Baron Von Alias has achieved more in his career than most of his hip-hop peers from the North East of England. As a solo act, one-half of The Great & The Magnificent, and part of Big Beat Bronson, the rapper-producer has performed at major festivals, attained regular BBC Radio One airplay and actually signed a record deal.
The word signed is key, here. Baron Von Alias raps “never signed on the dotted line what a faux pas” on ‘Rebel Of The Magna Carta’ single ‘Peak.’ Joining myself on TheRootMusic show on Sunderland community radio station Spark, alongside (The Magnificent) MistaBreeze; Baron discussed the fact he had actually signed a contract. The pair laughed at artists who claimed to have signed to a label, without having any actual legal document.
Despite these achievements, Baron (and Breeze, who we’ll get to in a review of duo’s collaborative album ‘Rebirth.Life.Death.’) is constantly overlooked. On ‘Peak’, the rapper-producer also known as Steesh raps “What am I but a man judged by achievements.” It’s a typical tale within North East hip-hop. In my experience, the moment an artist begins to attract any form of recognition beyond the local rap scene, jealousy creeps in.

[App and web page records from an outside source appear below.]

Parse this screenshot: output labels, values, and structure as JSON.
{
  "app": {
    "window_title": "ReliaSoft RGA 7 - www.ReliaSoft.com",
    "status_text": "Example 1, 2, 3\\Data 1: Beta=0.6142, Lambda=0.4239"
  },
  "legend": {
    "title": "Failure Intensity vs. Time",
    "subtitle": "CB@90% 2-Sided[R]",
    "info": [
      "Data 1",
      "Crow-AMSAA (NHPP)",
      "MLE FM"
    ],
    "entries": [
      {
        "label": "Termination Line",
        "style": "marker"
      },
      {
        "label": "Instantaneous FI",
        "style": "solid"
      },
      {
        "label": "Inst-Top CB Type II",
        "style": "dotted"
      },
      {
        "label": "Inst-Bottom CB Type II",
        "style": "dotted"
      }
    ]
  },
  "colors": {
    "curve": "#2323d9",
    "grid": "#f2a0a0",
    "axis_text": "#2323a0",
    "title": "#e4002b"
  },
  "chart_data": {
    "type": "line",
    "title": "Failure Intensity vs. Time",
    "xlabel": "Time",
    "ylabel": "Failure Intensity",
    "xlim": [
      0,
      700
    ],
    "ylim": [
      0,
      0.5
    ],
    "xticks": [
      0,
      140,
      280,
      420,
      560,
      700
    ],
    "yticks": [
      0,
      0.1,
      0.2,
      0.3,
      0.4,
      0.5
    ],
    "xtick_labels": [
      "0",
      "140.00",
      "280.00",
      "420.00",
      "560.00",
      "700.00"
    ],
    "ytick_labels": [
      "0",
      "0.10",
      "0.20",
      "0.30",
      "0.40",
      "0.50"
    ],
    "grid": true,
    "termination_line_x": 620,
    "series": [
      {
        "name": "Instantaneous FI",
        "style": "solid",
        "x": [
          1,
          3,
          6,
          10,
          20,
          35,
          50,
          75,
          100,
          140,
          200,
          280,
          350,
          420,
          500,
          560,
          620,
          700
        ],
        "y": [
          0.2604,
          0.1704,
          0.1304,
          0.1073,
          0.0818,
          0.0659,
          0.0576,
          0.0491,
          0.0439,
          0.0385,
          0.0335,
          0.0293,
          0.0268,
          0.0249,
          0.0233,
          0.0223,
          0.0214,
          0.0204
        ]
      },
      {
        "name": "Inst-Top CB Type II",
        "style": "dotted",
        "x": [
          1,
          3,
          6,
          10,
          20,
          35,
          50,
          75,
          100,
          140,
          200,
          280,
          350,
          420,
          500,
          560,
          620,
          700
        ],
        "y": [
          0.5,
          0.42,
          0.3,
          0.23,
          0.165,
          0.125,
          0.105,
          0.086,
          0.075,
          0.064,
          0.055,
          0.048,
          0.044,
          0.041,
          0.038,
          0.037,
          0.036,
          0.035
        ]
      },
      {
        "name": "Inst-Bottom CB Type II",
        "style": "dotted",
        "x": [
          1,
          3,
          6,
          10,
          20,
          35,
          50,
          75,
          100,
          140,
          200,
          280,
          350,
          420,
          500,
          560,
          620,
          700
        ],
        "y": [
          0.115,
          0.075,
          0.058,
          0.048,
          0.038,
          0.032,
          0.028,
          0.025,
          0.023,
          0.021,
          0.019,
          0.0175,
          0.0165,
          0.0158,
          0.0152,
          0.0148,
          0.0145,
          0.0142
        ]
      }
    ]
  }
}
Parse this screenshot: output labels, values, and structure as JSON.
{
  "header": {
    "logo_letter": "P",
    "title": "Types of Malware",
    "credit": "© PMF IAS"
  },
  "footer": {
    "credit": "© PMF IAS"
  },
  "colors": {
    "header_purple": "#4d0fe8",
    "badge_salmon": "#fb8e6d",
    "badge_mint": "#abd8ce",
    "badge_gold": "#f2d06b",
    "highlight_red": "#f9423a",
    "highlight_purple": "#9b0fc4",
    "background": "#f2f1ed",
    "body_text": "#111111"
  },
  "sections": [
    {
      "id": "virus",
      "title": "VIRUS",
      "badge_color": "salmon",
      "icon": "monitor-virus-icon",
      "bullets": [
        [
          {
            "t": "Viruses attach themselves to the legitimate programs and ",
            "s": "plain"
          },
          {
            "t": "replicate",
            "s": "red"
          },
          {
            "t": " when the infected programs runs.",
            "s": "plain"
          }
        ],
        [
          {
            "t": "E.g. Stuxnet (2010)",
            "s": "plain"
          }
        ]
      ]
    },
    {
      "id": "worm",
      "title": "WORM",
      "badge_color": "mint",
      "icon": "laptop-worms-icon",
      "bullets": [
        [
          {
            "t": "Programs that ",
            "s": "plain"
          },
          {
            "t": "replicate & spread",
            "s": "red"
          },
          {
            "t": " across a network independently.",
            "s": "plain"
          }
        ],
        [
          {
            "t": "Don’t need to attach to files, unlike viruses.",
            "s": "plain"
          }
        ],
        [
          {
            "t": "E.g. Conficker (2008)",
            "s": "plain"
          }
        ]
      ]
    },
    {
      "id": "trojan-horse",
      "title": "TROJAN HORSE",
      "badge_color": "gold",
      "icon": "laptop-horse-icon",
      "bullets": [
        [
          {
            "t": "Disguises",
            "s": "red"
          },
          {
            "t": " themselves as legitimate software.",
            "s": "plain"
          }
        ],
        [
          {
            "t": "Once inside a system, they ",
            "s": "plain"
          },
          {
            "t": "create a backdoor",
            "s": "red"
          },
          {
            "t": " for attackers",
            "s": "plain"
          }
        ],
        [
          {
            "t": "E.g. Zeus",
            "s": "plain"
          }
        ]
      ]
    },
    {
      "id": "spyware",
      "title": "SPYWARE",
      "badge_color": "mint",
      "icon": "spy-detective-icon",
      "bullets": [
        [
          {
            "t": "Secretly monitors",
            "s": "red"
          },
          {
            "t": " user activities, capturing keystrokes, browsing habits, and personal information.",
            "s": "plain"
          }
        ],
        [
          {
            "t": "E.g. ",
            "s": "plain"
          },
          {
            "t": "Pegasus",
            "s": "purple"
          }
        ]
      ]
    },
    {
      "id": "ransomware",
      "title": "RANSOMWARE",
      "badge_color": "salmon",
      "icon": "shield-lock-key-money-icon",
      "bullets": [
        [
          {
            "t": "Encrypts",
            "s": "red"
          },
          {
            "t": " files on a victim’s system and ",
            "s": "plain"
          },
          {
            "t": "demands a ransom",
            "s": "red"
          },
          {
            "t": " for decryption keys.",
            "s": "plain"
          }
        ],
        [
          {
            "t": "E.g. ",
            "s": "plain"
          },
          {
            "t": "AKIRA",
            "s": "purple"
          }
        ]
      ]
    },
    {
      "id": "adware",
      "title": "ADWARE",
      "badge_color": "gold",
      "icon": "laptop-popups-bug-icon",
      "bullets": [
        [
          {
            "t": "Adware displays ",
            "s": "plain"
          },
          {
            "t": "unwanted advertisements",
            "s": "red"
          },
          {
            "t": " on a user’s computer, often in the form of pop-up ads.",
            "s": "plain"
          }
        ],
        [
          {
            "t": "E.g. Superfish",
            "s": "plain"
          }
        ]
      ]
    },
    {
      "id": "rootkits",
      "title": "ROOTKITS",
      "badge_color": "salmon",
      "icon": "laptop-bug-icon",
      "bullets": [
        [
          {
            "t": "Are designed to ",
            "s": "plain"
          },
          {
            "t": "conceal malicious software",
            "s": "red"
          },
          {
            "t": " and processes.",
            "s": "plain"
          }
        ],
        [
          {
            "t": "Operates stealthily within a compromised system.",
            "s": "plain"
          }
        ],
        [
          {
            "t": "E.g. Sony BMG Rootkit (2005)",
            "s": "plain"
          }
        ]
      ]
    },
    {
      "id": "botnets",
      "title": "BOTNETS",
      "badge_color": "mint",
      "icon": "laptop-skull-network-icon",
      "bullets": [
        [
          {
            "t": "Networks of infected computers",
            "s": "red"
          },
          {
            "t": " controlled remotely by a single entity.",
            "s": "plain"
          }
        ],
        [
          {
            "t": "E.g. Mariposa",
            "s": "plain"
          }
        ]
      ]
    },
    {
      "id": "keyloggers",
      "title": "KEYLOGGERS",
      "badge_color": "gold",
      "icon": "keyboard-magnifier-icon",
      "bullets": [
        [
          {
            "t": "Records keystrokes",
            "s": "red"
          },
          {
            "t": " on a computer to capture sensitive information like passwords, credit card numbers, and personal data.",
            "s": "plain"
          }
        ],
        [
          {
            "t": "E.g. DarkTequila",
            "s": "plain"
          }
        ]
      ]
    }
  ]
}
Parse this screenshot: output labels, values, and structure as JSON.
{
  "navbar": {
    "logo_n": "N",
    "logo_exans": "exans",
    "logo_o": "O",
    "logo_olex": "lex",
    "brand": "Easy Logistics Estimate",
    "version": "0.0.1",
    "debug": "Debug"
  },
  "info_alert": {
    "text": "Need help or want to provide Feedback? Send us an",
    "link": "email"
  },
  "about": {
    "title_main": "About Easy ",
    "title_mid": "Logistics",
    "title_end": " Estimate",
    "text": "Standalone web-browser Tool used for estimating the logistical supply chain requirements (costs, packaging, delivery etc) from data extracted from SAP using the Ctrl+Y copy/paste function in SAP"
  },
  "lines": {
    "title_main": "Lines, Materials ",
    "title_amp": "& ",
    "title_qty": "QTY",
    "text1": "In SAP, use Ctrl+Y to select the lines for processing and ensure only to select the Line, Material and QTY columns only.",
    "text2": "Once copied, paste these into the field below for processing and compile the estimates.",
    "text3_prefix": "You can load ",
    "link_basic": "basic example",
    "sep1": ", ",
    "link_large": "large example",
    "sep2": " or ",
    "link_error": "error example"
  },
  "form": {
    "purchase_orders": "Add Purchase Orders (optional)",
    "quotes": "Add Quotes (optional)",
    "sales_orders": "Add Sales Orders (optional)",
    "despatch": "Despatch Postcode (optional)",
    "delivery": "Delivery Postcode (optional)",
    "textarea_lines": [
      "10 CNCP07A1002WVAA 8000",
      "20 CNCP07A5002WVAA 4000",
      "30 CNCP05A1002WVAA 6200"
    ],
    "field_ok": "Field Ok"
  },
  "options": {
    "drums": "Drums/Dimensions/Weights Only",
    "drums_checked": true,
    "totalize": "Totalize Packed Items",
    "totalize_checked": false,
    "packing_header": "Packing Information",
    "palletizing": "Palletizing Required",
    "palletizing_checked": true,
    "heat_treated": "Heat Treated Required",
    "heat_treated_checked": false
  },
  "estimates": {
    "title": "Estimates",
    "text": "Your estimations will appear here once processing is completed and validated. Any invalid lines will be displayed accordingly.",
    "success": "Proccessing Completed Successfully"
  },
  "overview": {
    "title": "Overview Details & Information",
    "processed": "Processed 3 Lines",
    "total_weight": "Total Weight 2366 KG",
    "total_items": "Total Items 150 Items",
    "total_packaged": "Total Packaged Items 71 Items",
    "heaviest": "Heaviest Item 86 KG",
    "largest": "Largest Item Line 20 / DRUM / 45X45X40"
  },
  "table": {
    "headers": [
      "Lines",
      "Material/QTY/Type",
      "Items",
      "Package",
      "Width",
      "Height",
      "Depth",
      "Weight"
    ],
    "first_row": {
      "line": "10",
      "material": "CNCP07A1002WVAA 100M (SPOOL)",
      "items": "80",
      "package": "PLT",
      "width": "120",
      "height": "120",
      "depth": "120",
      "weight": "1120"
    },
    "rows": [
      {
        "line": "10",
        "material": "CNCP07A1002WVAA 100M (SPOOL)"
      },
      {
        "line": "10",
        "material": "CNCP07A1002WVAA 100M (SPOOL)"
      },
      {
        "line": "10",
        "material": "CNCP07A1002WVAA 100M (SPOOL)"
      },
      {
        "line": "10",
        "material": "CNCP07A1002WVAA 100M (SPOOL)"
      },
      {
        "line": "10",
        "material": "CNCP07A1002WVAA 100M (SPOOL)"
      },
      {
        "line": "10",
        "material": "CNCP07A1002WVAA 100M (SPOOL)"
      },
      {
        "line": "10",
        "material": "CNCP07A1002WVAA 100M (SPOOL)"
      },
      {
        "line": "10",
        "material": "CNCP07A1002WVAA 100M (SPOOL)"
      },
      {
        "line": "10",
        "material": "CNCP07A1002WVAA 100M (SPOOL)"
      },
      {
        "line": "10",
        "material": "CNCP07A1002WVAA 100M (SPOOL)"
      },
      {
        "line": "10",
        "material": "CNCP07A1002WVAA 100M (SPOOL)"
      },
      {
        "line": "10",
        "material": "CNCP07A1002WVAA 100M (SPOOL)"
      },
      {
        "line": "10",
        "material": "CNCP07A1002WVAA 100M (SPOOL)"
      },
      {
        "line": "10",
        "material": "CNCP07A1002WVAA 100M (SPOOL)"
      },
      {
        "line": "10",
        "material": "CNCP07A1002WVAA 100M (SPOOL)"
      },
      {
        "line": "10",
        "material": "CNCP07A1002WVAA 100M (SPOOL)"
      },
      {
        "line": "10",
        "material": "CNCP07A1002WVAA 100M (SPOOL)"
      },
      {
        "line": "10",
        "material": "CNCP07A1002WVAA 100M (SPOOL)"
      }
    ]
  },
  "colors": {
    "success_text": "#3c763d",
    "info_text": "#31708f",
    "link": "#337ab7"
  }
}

Sermstyle’s crossover success prodcuing for Kesha, Pitbull & Nicki Minaj is spoken about with tones of bitterness. The hard work put in by Kay Greyson to attain regular support slot over the past twelve months is sneered at as though she doesn’t deserve it. Similarly, Baron’s success, particularly within the Big Beat Bronson era isn’t given its due respect.
In conversations with others within the scene, people have openly admitted to not wanting to show support for Baron because of the pop sounds Big Beat Bronson created, or because of the costumes worn in certain music videos which appeal to a younger crowd. Baron indirectly counteracts this in his music, again, in ‘Peak’, BVA raps: “If I take your lead, I’ll be rhyming about weed, and I’d never make it further than the offy down the street.”
The bitterness towards Baron’s success has in turn, made him feel bitter about the local scene. It’s evident in conversations we’ve had in the past, and throughout this album, which is produced entirely by Arhat, that Baron has developed a disdain for local rappers who judge him for successes they failed to attain. It’s become something of a cruth for Baron, however.
Throughout his solo work and releases as one-half of The Great & The Magnificent there are a plethora of verses directed towards the local hip-hop circuit in Newcastle and surrounding areas. Whilst individually each of these verses hit home, sometimes there is such a thing as too much of a good thing. Alongside ‘Peak’, ‘Grow Up’ is a stand-out track on the album, but there are other tracks pretty much reflecting the same message, in the same way.
Whether he’s doing it consciously or not, maybe it’s time for Baron to stop focusing on showing off his past achievements to a scene that will shamefully never pay him the respect he deserves. Having known Steesh personally in my time as The Great & The Magnificent’s manager, I know he has a lot more he could talk about. There are hints of that on ‘Rebel Of The Magna Carta’ and I hope it’s a sign of things to come.
‘A Long Time In The Grave’ pays tribute to Baron’s disdain for gullible idiots and superiority complexes on the internet and particularly social media. Baron taps into failed relationships with ‘Without You’ featuring Scott Dolan, who performs alongside The Great & The Magnificent as their drummer at live gigs. ‘Inhale’ is another album highlight which discusses the rapper-producer’s self-sabotaging battle with mental health: “Lyrics hit me like epiphany’s” is a particularly beautiful line.
It’s a shame so many individuals within the local hip-hop scene have written off Baron Von Alias. ‘Rebel Of The Magna Carta’ is a hip-hop album through and through. There are moments of Baron flexing his creativity as he experiments with harmonies, but don’t let that distract you from the content. Particularly towards the second half, ‘Rebel Of The Magna Carta’ is a very mature rap album brushing past sensitive topics with sincere, honest vulnerability.
Even though this review starts with an analysis of Baron’s retorts to the local scene, once you dig deeper this album is about so much more. If only so-called ‘real’ hip-hop heads give this album a chance, they’ll realise ‘Rebel Of The Magna Carta’ is as real as it gets.
I still maintain that there’s a little too much focus on past accomplishments, and in fact the second half of the album only highlights that. ‘Peak’, ‘Grow Up’ and ‘On The Meter’ are each exceptional, but in terms of a full length project, I’m much more interested in the meatier ‘Inhale’ and look for more of the same.
With ‘Rebel Of The Magna Carta’, Baron Von Alias proves his talent is versatile. Even as he has crafted a terrific track record with more accessible, pop-friendly songs, this album showcases Baron can still go bar-for-bar and rappity-rap with the best of them.